I returned to my B&B to find Oliver’s’s brother and sister-in-law and their young son visiting, all at the table having tea. They asked me to join them, and switched easily from speaking Irish to English to include me. It was nice being in a real Irish home, as opposed to staying in an impersonal hotel. Give Air B&B a try!
And if you can, spend at least 3 days in Dublin and have triple the fun!
What an amazing collection of photos! You sure cover the bases!
Just scratching the surface, Ginny. Wait until you see the rest of the country! I’ll try to contain my enthusiasm and not post too many…
HAPPY NEW YEAR TO YOU IN DUBLIN- have a wonderful good time and a healthy, happy 2016

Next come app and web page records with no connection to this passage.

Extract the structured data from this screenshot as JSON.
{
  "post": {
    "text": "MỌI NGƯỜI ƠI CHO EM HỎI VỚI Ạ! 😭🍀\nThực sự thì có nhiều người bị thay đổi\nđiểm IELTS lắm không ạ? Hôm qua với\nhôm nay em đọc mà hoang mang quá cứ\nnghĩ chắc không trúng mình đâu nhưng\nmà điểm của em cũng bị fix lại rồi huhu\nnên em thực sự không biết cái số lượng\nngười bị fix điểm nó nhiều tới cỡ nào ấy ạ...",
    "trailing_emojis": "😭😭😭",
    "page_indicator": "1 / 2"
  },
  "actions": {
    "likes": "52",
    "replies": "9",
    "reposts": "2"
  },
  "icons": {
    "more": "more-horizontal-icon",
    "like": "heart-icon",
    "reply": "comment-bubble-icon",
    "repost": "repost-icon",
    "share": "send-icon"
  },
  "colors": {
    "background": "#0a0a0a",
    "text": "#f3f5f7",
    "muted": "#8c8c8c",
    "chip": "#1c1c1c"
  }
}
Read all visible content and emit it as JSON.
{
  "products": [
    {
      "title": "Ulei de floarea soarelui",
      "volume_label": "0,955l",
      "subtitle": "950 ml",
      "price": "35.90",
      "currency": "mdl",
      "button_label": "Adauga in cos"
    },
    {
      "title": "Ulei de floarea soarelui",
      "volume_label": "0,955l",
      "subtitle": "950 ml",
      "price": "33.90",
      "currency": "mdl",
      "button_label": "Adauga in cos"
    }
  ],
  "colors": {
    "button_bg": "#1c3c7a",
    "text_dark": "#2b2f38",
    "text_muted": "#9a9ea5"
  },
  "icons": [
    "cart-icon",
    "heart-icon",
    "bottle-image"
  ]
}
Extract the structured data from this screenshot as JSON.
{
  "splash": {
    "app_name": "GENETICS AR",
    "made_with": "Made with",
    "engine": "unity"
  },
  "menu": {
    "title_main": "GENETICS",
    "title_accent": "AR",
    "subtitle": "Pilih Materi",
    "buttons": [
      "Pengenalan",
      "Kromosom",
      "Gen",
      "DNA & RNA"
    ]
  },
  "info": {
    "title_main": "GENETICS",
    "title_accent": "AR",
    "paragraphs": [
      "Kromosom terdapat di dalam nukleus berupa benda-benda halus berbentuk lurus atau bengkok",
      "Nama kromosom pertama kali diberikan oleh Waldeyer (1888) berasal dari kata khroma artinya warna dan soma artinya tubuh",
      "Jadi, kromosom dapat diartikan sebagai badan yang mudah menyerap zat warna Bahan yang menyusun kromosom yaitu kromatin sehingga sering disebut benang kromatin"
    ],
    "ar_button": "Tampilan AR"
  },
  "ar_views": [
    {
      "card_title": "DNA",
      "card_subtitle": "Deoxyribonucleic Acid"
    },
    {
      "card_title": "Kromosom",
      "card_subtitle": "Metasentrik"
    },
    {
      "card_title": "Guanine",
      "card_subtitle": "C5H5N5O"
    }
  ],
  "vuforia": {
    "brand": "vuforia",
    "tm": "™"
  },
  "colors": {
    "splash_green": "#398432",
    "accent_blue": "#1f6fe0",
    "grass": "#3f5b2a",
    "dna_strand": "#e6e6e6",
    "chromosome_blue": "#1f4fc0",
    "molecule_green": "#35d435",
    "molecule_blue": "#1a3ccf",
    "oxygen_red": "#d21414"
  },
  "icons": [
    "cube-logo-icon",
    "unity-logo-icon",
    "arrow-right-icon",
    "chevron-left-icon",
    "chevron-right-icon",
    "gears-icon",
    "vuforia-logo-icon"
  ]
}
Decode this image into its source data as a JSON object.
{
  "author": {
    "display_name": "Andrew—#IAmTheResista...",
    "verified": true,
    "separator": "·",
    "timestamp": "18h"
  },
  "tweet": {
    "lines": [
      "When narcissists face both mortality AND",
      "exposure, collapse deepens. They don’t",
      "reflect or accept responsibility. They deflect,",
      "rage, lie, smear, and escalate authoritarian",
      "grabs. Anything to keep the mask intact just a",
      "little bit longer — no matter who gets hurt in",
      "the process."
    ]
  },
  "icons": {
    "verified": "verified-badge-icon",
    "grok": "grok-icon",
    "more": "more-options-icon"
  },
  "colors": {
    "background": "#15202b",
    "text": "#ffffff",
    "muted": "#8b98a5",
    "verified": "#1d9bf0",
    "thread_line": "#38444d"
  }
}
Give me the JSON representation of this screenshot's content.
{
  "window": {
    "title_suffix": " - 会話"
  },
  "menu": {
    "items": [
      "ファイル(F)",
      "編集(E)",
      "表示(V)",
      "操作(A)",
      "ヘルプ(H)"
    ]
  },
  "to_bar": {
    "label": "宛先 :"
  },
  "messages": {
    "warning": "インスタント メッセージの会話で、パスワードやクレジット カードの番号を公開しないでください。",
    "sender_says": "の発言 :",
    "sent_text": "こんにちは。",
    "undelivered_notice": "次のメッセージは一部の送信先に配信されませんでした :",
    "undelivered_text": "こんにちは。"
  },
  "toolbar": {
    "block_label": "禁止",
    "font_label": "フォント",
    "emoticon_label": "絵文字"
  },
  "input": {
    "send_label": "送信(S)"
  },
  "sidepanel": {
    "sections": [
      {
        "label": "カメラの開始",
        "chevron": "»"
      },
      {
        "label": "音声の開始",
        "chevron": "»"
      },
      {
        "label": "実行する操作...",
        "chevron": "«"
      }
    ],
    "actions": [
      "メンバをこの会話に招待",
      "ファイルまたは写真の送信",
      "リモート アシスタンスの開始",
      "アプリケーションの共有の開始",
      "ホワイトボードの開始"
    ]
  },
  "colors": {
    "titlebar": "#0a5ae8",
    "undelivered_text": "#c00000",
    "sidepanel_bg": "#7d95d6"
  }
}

Thanks Gisela, Happy New Year to you too! I was actually in Dublin in August (my blog is a little behind 🙂 Currently, I’m back in Thailand working on a book about my year of travel, and it’s funny you write, because I was just writing about Australia and remembering meeting you!! Wherever you are (in Germany? Or I remember you were going to visit the US!) I hope you have a wonderful, joy-filled year!!
Well, I don’t know which is cuter – you as a leprechaun or your hosts. All of my ancestors are Irish and English, too…which does make sense, you know…but I have never been to Ireland. I would love to go…I’m just not sure I would want to leave.
Haha, I vote for my hosts, Susan 😉 You would love Ireland, the people are wonderful and the scenery is lovely. And you’re right, you would not want to leave! Stay tuned for several more posts from the Emerald Isle…
I’ve had a great time catching up on your adventures this evening Lynn. You’ve left inspired me to not only see the world but rediscover Ireland. So happy to see you’re having a great time. Best wishes Brian
Thanks, Brian! I’m so glad you’re inspired 🙂 It’s truly been an adventure of a lifetime, and it’s meeting great people like you that have made it so wonderful. Happy travels!
Thanks for sharing Lynn. Love your pics and thoughts. It’s our first day in Dublin and we covered Temple bar, a gorgeous live concert in a pub, went to O‘Neills for dinner the first night and enjoyed walking around a lot. There is sooo much to explore everywhere indeed! Since you mentioned the castle I will put it on the list as well. See you hopefully soon, dear traveling friend!
You’re very welcome! Have a wonderful time!! If you are going anywhere else in Ireland, outside of Dublin, I have several more blog posts for you to peruse 😉 Would love to run into you somewhere in the world again!! xo